Published October 17, 2011
| Associated Press
LOS ANGELES – Frank and Jamie McCourt have reached a divorce settlement that gives him control of the Los Angeles Dodgers and her about $130 million, making it one of California's costliest divorces, according to a report published Monday.
The McCourts have been embroiled in a costly and nasty battle in which the main prize has been the baseball team. What will happen to the Dodgers has been put on hold until a bankruptcy court in Delaware sorts out the mess. A hearing on the matter is scheduled for Wednesday.
The divorce agreement removes Jamie McCourt as an obstacle in Frank McCourt's bid to keep ownership of the Dodgers by selling team television rights, the Los Angeles Times reported based on unidentified sources familiar with the deal.
Jamie McCourt spokesman Matthew Hiltzik declined comment in a Monday morning email to The Associated Press. Frank McCourt spokesman Steve Sugerman did not immediately respond to a request for comment.
The Times reports the deal appears to set up a showdown for the Dodgers between Frank McCourt and baseball Commissioner Bud Selig, who wants the federal bankruptcy court to order the Dodgers sold. Judge Kevin Gross would need to grant an auction of Dodgers TV rights for Frank McCourt to have chance of keeping the team.
The McCourts previously reached a divorce settlement on June 17, but the deal was contingent on approval of a proposed television contract between the Dodgers and Fox.
But Selig rejected the TV contract, noting in part that almost half of an immediate $385 million payment from Fox would have been diverted from the Dodgers.
On June 27, Frank McCourt took the Dodgers into bankruptcy.
Jamie McCourt, who had asked the divorce court to order the team sold, subsequently lined up behind Major League Baseball and Fox in asking the bankruptcy court to reject Frank McCourt's bid to auction Dodgers television rights.

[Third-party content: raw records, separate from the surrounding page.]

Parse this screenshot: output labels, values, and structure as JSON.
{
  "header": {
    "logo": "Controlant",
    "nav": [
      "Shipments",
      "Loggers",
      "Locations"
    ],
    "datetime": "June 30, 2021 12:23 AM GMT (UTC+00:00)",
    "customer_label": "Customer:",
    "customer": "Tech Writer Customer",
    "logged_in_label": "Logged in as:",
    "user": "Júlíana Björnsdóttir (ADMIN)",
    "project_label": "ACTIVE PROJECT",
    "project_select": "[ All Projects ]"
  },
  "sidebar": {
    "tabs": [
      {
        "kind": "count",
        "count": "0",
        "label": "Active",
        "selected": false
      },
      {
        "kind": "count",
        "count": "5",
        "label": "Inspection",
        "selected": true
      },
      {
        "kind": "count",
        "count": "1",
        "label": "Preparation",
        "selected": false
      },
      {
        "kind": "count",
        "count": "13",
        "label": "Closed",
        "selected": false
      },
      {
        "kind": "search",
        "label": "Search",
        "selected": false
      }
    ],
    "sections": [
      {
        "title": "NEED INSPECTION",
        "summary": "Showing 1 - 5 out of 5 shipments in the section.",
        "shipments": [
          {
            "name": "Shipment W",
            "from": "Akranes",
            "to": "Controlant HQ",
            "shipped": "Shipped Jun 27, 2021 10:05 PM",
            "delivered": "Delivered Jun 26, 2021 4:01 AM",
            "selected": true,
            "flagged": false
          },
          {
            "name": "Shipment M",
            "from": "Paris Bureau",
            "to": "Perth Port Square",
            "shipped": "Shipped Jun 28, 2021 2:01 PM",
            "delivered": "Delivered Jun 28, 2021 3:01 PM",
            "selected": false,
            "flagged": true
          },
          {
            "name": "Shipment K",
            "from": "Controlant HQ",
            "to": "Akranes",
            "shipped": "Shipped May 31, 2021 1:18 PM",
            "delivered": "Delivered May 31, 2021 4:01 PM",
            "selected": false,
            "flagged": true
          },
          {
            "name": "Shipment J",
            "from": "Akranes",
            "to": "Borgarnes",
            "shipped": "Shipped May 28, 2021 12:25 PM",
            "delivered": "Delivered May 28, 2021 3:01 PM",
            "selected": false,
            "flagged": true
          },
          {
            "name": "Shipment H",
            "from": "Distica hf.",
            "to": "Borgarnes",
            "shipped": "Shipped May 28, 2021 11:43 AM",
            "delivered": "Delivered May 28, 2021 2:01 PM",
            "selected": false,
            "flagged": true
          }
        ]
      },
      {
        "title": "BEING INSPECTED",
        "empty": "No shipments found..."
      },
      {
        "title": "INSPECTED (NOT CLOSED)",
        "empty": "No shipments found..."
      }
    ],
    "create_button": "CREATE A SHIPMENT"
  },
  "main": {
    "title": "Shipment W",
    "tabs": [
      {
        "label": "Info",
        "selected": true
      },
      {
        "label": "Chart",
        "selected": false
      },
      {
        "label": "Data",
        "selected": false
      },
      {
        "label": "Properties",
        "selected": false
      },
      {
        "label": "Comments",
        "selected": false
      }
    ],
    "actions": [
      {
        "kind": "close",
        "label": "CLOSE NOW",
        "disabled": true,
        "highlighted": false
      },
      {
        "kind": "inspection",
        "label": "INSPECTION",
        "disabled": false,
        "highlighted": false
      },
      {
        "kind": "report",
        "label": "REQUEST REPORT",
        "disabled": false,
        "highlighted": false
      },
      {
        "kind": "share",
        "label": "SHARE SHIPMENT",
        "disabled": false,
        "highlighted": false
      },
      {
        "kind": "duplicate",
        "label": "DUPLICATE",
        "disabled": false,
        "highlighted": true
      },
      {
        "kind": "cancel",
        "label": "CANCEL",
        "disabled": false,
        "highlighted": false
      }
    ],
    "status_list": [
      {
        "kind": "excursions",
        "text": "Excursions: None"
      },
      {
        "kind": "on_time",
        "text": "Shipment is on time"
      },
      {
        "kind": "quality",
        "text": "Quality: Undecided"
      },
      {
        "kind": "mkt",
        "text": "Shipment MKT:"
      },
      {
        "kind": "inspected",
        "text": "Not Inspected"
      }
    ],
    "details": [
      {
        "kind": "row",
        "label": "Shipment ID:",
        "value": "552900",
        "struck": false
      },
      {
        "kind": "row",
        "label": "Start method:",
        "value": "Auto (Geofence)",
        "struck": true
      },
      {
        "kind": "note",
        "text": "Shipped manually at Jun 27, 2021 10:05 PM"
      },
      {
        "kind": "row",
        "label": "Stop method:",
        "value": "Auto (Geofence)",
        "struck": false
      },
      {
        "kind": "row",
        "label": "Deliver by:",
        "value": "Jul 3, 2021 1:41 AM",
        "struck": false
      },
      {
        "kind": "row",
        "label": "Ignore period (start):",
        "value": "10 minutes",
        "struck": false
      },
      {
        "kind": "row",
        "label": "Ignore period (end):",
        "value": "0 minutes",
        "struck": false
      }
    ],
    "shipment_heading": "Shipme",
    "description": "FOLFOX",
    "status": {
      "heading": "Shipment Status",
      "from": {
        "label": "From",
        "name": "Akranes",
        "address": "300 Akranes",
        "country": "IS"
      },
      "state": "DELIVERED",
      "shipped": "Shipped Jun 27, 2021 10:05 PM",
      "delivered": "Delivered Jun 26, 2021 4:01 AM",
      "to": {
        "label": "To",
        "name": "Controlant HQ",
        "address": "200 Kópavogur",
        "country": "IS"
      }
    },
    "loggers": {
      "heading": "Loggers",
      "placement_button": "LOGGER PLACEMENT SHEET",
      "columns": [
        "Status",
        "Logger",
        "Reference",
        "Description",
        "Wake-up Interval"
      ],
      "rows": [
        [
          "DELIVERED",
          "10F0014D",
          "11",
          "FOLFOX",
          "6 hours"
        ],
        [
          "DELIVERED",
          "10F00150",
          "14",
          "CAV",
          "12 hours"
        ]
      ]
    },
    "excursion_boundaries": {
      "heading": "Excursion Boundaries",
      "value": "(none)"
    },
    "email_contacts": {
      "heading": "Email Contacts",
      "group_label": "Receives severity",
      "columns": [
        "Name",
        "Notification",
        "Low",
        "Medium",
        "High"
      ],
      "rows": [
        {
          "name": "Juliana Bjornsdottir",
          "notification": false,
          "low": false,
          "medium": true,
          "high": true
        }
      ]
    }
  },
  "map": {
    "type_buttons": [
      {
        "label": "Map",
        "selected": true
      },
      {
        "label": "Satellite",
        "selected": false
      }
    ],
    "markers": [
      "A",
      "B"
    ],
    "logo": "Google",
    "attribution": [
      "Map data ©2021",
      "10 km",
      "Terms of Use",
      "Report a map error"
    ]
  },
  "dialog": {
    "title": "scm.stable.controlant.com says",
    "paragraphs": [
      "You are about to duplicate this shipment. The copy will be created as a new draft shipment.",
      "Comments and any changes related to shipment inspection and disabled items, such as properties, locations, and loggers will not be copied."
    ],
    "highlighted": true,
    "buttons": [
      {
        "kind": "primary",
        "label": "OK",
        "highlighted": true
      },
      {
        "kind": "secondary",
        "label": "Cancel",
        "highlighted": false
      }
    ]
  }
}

It is uncertain whether the court would allow Frank McCourt to use the television money to satisfy a divorce settlement or whether the net proceeds of a sale of the team would exceed $130 million.
Last week, attorneys for Major League Baseball withdrew a motion to disqualify attorneys representing the Dodgers in the team's bankruptcy case. League attorneys said they were withdrawing the motion at the suggestion of a court-appointed mediator.
League attorneys had argued that the Dodgers attorneys should be disqualified because they were advancing the interests of Dodgers owner Frank McCourt at the expense of the team's interests.